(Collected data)
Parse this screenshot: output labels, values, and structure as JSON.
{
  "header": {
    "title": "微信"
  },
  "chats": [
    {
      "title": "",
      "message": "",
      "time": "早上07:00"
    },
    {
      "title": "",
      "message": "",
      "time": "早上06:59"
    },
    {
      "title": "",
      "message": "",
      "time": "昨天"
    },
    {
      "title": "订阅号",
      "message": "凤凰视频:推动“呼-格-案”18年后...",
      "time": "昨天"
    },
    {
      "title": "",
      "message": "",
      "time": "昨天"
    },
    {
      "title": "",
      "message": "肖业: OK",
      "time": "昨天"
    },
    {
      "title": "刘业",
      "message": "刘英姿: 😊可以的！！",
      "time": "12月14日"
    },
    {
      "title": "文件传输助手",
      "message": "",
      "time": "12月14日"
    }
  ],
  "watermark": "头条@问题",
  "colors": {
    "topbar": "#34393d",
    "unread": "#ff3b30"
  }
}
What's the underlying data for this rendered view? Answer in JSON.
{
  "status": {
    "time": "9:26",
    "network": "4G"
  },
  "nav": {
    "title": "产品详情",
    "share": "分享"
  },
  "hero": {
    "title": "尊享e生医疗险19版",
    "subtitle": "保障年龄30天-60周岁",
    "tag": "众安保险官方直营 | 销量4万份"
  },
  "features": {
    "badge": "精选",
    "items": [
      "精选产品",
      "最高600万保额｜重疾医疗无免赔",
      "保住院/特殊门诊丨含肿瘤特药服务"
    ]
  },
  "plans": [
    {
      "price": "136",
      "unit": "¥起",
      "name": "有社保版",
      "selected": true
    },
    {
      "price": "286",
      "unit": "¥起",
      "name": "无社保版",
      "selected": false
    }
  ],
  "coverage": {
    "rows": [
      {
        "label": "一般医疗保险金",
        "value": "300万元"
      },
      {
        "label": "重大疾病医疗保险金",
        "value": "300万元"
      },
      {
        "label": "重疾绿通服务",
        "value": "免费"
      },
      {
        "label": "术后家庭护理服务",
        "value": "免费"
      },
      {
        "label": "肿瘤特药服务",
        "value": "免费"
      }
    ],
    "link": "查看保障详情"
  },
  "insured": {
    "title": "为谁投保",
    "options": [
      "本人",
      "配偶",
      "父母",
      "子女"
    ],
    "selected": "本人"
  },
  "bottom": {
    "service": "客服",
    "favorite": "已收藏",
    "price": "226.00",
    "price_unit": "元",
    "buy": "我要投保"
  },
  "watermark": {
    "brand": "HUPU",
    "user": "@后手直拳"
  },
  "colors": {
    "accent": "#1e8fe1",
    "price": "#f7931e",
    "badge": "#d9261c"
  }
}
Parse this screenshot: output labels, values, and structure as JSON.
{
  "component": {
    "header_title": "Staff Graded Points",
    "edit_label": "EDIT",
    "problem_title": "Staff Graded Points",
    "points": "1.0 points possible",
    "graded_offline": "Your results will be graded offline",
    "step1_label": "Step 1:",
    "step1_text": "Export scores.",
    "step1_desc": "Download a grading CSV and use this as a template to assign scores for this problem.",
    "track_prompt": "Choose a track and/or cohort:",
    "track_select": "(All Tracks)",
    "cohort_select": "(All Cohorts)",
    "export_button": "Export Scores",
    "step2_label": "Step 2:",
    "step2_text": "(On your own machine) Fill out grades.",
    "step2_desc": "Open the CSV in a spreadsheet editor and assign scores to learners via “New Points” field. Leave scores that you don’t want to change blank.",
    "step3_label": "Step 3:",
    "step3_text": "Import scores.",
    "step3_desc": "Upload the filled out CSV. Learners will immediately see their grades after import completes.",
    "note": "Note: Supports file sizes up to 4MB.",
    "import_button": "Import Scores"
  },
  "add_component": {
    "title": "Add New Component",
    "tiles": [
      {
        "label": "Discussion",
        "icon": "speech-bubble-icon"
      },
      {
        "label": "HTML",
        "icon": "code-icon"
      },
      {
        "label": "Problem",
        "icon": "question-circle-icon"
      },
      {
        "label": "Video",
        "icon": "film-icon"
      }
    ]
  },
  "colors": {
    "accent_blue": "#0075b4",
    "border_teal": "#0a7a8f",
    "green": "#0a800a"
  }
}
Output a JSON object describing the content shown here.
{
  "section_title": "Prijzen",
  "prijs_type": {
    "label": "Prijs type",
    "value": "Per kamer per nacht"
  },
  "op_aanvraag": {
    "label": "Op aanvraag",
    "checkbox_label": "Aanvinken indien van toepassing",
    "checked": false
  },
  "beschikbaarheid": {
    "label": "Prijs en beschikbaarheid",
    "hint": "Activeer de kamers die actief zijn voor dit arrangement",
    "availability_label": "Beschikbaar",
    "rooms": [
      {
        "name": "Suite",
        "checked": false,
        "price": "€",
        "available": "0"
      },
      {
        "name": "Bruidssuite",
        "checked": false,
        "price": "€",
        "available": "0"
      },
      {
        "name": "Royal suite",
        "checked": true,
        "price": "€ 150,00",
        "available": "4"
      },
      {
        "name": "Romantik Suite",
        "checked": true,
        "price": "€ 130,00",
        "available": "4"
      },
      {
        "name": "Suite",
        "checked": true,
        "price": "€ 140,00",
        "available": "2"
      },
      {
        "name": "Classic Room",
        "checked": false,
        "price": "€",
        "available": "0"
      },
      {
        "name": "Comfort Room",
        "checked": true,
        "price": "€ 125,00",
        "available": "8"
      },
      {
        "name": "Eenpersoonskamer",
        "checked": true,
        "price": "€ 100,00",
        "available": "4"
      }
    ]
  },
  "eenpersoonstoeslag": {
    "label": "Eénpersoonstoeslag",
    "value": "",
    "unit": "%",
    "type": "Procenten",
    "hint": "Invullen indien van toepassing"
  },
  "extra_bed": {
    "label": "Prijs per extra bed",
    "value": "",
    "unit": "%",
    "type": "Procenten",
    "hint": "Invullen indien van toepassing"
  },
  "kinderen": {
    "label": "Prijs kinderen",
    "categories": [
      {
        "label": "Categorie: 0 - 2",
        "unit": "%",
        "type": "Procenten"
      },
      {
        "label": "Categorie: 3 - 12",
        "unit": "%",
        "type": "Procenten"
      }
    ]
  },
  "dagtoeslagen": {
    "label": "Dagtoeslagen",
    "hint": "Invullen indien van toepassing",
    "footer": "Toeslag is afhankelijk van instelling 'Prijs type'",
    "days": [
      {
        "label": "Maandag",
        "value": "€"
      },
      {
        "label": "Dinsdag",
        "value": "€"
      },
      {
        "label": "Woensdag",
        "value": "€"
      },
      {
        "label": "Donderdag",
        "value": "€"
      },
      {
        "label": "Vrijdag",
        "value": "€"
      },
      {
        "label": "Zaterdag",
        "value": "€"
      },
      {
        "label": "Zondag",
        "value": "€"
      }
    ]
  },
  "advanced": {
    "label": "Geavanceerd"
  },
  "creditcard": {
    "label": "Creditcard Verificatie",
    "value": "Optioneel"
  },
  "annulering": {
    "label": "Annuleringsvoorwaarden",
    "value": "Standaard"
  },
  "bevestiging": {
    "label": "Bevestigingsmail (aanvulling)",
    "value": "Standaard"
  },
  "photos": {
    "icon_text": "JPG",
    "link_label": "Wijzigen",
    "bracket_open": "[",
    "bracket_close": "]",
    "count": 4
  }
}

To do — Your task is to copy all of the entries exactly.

Result for this task —
Parse this screenshot: output labels, values, and structure as JSON.
{
  "header": {
    "title": "微信"
  },
  "chats": [
    {
      "title": "",
      "message": "",
      "time": "早上07:00"
    },
    {
      "title": "",
      "message": "",
      "time": "早上06:59"
    },
    {
      "title": "",
      "message": "",
      "time": "昨天"
    },
    {
      "title": "订阅号",
      "message": "凤凰视频:推动“呼-格-案”18年后...",
      "time": "昨天"
    },
    {
      "title": "",
      "message": "",
      "time": "昨天"
    },
    {
      "title": "",
      "message": "肖业: OK",
      "time": "昨天"
    },
    {
      "title": "刘业",
      "message": "刘英姿: 😊可以的！！",
      "time": "12月14日"
    },
    {
      "title": "文件传输助手",
      "message": "",
      "time": "12月14日"
    }
  ],
  "watermark": "头条@问题",
  "colors": {
    "topbar": "#34393d",
    "unread": "#ff3b30"
  }
}
What's the underlying data for this rendered view? Answer in JSON.
{
  "status": {
    "time": "9:26",
    "network": "4G"
  },
  "nav": {
    "title": "产品详情",
    "share": "分享"
  },
  "hero": {
    "title": "尊享e生医疗险19版",
    "subtitle": "保障年龄30天-60周岁",
    "tag": "众安保险官方直营 | 销量4万份"
  },
  "features": {
    "badge": "精选",
    "items": [
      "精选产品",
      "最高600万保额｜重疾医疗无免赔",
      "保住院/特殊门诊丨含肿瘤特药服务"
    ]
  },
  "plans": [
    {
      "price": "136",
      "unit": "¥起",
      "name": "有社保版",
      "selected": true
    },
    {
      "price": "286",
      "unit": "¥起",
      "name": "无社保版",
      "selected": false
    }
  ],
  "coverage": {
    "rows": [
      {
        "label": "一般医疗保险金",
        "value": "300万元"
      },
      {
        "label": "重大疾病医疗保险金",
        "value": "300万元"
      },
      {
        "label": "重疾绿通服务",
        "value": "免费"
      },
      {
        "label": "术后家庭护理服务",
        "value": "免费"
      },
      {
        "label": "肿瘤特药服务",
        "value": "免费"
      }
    ],
    "link": "查看保障详情"
  },
  "insured": {
    "title": "为谁投保",
    "options": [
      "本人",
      "配偶",
      "父母",
      "子女"
    ],
    "selected": "本人"
  },
  "bottom": {
    "service": "客服",
    "favorite": "已收藏",
    "price": "226.00",
    "price_unit": "元",
    "buy": "我要投保"
  },
  "watermark": {
    "brand": "HUPU",
    "user": "@后手直拳"
  },
  "colors": {
    "accent": "#1e8fe1",
    "price": "#f7931e",
    "badge": "#d9261c"
  }
}
Parse this screenshot: output labels, values, and structure as JSON.
{
  "component": {
    "header_title": "Staff Graded Points",
    "edit_label": "EDIT",
    "problem_title": "Staff Graded Points",
    "points": "1.0 points possible",
    "graded_offline": "Your results will be graded offline",
    "step1_label": "Step 1:",
    "step1_text": "Export scores.",
    "step1_desc": "Download a grading CSV and use this as a template to assign scores for this problem.",
    "track_prompt": "Choose a track and/or cohort:",
    "track_select": "(All Tracks)",
    "cohort_select": "(All Cohorts)",
    "export_button": "Export Scores",
    "step2_label": "Step 2:",
    "step2_text": "(On your own machine) Fill out grades.",
    "step2_desc": "Open the CSV in a spreadsheet editor and assign scores to learners via “New Points” field. Leave scores that you don’t want to change blank.",
    "step3_label": "Step 3:",
    "step3_text": "Import scores.",
    "step3_desc": "Upload the filled out CSV. Learners will immediately see their grades after import completes.",
    "note": "Note: Supports file sizes up to 4MB.",
    "import_button": "Import Scores"
  },
  "add_component": {
    "title": "Add New Component",
    "tiles": [
      {
        "label": "Discussion",
        "icon": "speech-bubble-icon"
      },
      {
        "label": "HTML",
        "icon": "code-icon"
      },
      {
        "label": "Problem",
        "icon": "question-circle-icon"
      },
      {
        "label": "Video",
        "icon": "film-icon"
      }
    ]
  },
  "colors": {
    "accent_blue": "#0075b4",
    "border_teal": "#0a7a8f",
    "green": "#0a800a"
  }
}
Output a JSON object describing the content shown here.
{
  "section_title": "Prijzen",
  "prijs_type": {
    "label": "Prijs type",
    "value": "Per kamer per nacht"
  },
  "op_aanvraag": {
    "label": "Op aanvraag",
    "checkbox_label": "Aanvinken indien van toepassing",
    "checked": false
  },
  "beschikbaarheid": {
    "label": "Prijs en beschikbaarheid",
    "hint": "Activeer de kamers die actief zijn voor dit arrangement",
    "availability_label": "Beschikbaar",
    "rooms": [
      {
        "name": "Suite",
        "checked": false,
        "price": "€",
        "available": "0"
      },
      {
        "name": "Bruidssuite",
        "checked": false,
        "price": "€",
        "available": "0"
      },
      {
        "name": "Royal suite",
        "checked": true,
        "price": "€ 150,00",
        "available": "4"
      },
      {
        "name": "Romantik Suite",
        "checked": true,
        "price": "€ 130,00",
        "available": "4"
      },
      {
        "name": "Suite",
        "checked": true,
        "price": "€ 140,00",
        "available": "2"
      },
      {
        "name": "Classic Room",
        "checked": false,
        "price": "€",
        "available": "0"
      },
      {
        "name": "Comfort Room",
        "checked": true,
        "price": "€ 125,00",
        "available": "8"
      },
      {
        "name": "Eenpersoonskamer",
        "checked": true,
        "price": "€ 100,00",
        "available": "4"
      }
    ]
  },
  "eenpersoonstoeslag": {
    "label": "Eénpersoonstoeslag",
    "value": "",
    "unit": "%",
    "type": "Procenten",
    "hint": "Invullen indien van toepassing"
  },
  "extra_bed": {
    "label": "Prijs per extra bed",
    "value": "",
    "unit": "%",
    "type": "Procenten",
    "hint": "Invullen indien van toepassing"
  },
  "kinderen": {
    "label": "Prijs kinderen",
    "categories": [
      {
        "label": "Categorie: 0 - 2",
        "unit": "%",
        "type": "Procenten"
      },
      {
        "label": "Categorie: 3 - 12",
        "unit": "%",
        "type": "Procenten"
      }
    ]
  },
  "dagtoeslagen": {
    "label": "Dagtoeslagen",
    "hint": "Invullen indien van toepassing",
    "footer": "Toeslag is afhankelijk van instelling 'Prijs type'",
    "days": [
      {
        "label": "Maandag",
        "value": "€"
      },
      {
        "label": "Dinsdag",
        "value": "€"
      },
      {
        "label": "Woensdag",
        "value": "€"
      },
      {
        "label": "Donderdag",
        "value": "€"
      },
      {
        "label": "Vrijdag",
        "value": "€"
      },
      {
        "label": "Zaterdag",
        "value": "€"
      },
      {
        "label": "Zondag",
        "value": "€"
      }
    ]
  },
  "advanced": {
    "label": "Geavanceerd"
  },
  "creditcard": {
    "label": "Creditcard Verificatie",
    "value": "Optioneel"
  },
  "annulering": {
    "label": "Annuleringsvoorwaarden",
    "value": "Standaard"
  },
  "bevestiging": {
    "label": "Bevestigingsmail (aanvulling)",
    "value": "Standaard"
  },
  "photos": {
    "icon_text": "JPG",
    "link_label": "Wijzigen",
    "bracket_open": "[",
    "bracket_close": "]",
    "count": 4
  }
}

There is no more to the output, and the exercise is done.